======== Entries supplied ========

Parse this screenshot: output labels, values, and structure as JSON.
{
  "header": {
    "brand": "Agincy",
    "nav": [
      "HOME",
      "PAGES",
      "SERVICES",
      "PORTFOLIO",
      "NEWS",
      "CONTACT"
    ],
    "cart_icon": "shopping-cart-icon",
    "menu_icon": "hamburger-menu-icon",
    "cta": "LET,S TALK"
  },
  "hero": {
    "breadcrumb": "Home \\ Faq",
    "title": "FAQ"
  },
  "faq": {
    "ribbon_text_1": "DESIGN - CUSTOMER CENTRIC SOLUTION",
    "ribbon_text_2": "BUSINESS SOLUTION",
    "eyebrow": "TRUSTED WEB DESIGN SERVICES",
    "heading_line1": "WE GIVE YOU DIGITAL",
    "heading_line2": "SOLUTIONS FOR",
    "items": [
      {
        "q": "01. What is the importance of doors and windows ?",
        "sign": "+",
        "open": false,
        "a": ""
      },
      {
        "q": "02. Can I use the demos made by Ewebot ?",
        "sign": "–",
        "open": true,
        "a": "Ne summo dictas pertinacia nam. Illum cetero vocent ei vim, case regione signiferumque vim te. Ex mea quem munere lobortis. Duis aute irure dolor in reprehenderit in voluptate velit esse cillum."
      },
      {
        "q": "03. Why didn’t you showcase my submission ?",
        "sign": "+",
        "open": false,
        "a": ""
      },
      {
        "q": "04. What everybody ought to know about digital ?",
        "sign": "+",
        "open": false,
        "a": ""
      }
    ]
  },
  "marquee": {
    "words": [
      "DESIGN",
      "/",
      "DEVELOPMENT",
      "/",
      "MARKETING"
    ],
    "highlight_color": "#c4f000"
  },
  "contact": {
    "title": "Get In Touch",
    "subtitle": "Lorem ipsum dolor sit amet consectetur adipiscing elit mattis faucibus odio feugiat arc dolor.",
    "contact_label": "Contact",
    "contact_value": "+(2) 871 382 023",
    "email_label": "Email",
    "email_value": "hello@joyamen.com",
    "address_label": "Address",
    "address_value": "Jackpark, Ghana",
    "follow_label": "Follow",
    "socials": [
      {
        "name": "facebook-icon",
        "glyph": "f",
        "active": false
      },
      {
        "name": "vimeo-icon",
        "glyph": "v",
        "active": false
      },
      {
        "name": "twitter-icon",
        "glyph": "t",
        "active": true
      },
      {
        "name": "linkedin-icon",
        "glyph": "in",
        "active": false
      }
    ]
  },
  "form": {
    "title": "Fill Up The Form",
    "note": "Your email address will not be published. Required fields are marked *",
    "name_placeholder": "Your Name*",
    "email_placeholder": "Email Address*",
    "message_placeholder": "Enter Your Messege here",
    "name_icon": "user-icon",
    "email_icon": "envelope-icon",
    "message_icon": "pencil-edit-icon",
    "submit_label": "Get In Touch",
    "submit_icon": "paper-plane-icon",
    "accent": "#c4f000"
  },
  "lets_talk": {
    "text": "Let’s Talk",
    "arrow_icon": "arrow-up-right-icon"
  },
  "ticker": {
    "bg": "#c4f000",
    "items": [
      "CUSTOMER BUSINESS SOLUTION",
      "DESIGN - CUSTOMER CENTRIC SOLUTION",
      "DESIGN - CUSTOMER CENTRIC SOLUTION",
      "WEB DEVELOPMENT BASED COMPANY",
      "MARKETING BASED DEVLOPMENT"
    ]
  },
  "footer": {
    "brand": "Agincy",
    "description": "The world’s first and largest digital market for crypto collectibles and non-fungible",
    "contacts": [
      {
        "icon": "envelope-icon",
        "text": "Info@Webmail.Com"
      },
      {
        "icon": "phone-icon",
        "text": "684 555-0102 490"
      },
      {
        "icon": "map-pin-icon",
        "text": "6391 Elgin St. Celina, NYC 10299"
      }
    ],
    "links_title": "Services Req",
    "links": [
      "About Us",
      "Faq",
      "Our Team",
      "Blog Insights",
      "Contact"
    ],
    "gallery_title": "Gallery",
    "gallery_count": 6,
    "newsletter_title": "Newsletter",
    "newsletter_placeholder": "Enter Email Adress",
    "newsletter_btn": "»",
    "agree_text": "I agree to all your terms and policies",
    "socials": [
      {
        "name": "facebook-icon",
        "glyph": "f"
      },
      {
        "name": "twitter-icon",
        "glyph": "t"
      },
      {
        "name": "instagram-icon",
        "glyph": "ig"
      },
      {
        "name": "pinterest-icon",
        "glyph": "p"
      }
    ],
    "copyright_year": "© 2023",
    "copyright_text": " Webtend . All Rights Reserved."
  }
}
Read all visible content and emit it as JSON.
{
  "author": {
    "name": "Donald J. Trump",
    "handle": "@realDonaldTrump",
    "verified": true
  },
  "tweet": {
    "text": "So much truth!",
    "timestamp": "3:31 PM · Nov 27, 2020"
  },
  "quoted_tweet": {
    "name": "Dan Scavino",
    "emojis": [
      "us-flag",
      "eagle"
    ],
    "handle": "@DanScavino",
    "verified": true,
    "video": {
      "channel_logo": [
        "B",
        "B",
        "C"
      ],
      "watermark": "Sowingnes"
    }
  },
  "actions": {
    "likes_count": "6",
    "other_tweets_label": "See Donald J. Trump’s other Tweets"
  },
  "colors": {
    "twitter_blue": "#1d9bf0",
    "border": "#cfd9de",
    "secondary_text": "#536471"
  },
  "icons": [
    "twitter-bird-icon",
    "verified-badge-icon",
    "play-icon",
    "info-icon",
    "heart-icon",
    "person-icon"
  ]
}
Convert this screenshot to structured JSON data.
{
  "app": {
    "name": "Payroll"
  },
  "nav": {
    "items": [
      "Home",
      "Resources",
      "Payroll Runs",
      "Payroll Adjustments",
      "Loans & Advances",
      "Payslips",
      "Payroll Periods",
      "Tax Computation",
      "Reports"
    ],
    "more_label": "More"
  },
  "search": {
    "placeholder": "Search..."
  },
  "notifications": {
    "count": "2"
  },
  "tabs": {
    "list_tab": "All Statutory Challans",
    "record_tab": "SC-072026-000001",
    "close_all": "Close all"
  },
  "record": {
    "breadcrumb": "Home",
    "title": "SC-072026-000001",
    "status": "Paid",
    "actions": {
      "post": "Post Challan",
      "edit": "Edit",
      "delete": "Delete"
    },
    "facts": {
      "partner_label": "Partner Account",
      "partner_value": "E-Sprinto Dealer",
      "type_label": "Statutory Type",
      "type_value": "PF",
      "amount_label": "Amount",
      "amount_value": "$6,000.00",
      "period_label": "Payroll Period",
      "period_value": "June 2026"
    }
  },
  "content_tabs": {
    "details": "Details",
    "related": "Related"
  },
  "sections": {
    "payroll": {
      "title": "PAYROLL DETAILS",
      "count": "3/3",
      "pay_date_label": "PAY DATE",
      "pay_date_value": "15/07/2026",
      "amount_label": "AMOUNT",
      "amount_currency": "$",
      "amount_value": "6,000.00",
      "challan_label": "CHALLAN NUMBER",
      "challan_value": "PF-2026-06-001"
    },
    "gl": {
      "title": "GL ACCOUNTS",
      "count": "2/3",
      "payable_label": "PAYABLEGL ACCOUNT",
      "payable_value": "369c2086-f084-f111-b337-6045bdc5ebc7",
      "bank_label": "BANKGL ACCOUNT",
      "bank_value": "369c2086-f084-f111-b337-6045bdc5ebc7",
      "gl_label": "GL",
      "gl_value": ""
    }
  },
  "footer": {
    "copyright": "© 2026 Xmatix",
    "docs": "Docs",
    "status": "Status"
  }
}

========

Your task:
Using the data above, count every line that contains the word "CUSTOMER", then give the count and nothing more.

Task output:
4